---------- Input records ----------
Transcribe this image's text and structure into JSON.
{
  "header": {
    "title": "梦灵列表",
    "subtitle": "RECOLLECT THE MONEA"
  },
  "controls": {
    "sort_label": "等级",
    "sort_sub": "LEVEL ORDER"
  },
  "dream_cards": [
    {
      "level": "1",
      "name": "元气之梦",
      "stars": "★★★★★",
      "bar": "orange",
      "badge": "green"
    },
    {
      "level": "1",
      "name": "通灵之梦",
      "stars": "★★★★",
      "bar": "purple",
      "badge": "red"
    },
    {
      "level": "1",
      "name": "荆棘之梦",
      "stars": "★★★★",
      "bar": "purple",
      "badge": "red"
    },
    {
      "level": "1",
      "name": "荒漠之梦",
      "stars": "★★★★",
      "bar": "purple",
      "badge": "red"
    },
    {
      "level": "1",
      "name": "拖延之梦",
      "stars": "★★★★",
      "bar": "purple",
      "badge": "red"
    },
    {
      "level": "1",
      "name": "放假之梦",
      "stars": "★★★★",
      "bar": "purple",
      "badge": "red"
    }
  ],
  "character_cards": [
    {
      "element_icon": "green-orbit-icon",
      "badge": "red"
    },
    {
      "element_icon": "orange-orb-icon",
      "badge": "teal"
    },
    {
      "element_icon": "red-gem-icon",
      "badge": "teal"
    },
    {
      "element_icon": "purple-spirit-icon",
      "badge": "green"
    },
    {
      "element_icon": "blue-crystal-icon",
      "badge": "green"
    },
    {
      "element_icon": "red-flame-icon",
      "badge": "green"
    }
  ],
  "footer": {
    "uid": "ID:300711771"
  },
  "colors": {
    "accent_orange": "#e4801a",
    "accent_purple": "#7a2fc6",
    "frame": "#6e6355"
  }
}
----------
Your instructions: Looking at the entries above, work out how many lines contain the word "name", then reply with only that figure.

Task response: 6